When my son was a toddler and my husband and I were embarking on this itinerant lifestyle, a colleague gave us some sage advice. “You will always feel that Italy and the US are ‘home,’ but your kids won’t feel that way. For them, wherever you are will be home. So make it home for them. Settle in. Ship the important things from place to place. Don’t always talk about your home country as if it is home for the kids as well. Let your country of residence be home.”

I realized that my son’s response showed just how settled in he feels in Lebanon. At home.

And I thought about the desert Bedouins, making their home in a tent under the stars, moving it as needed to keep their goats or sheep near food and water. Our children are like the Bedouins – with souls prepared to wander and travel, but making each stop home.

Near the end of the trip a Lebanese friend sent me a Facebook message: “I wish you a safe journey home. (Lebanon, I hope you call Lebanon home.)”

It’s clear my son does. And I realized that I do too.

Jordan was an amazing trip. But returning to Lebanon, it felt good to come home.

Beirut is Better than Barcelona

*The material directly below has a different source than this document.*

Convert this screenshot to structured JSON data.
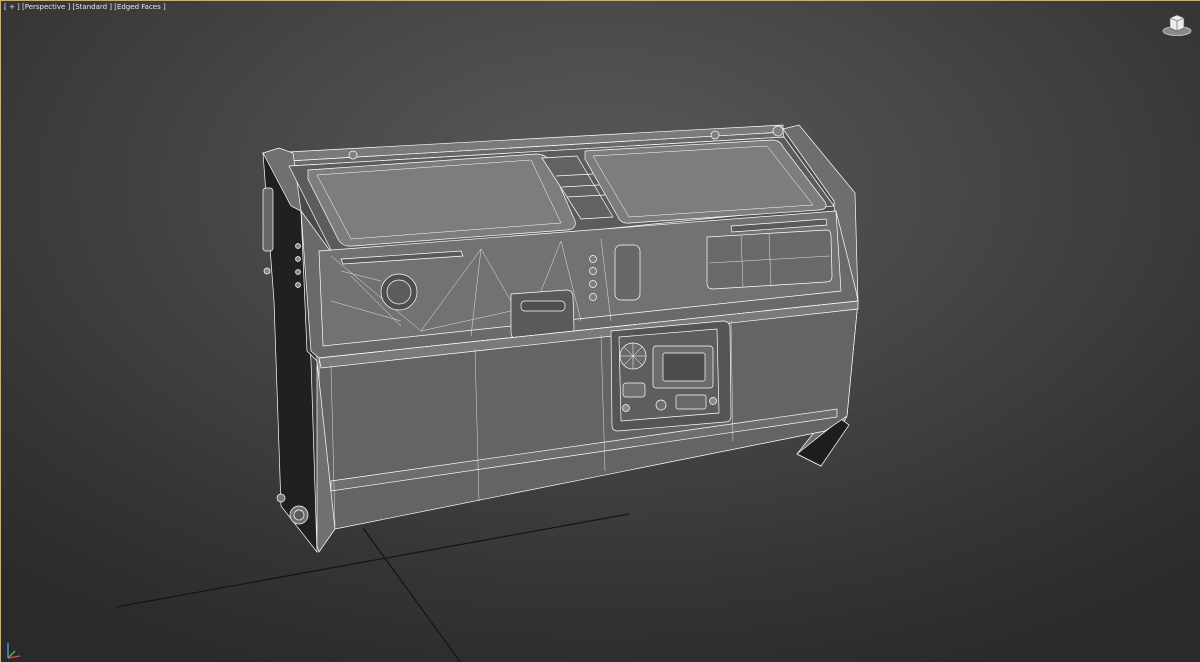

Don’t take my word for it (especially since I’ve yet to visit Barcelona), but take the word of the readers of the upscale travel magazine Conde Nast Traveler, whose votes placed Beirut 20th in the top 25 cities of the world – tying with Seville, and placing ahead of Paris, Venice and Barcelona.

Wow.  As happy as I am living in Beirut, I have to admit I was pretty surprised by the ranking.

My parents are currently visiting, and we are sightseeing every day while the kids are at school. Last week at the gorgeous National Museum in Beirut we saw just one group of foreign tourists (a busload of Koreans) in the two hours we were there.

We had the National Museum practically to ourselves last week.

The National Museum sees more school groups than tourists, and was nearly empty during our visit.

While sightseeing downtown on Monday, there was another obvious foreign tourist that we kept bumping into at each mosque and church we stepped into. Him and the three of us.  Hardly the crowds that swarm Paris or Venice or Barcelona.

Nary a tourist in sight at downtown's Plaza Nejmeh.

Nary a tourist in sight at downtown’s Plaza Nejmeh.

Where are these readers that voted Beirut so highly?

Beirut has a lot to offer, but don’t take my word for it. And maybe you shouldn’t take the word of Conde Nast Traveler readers either. Come and check it out, and you’ll have the place all to yourself to enjoy.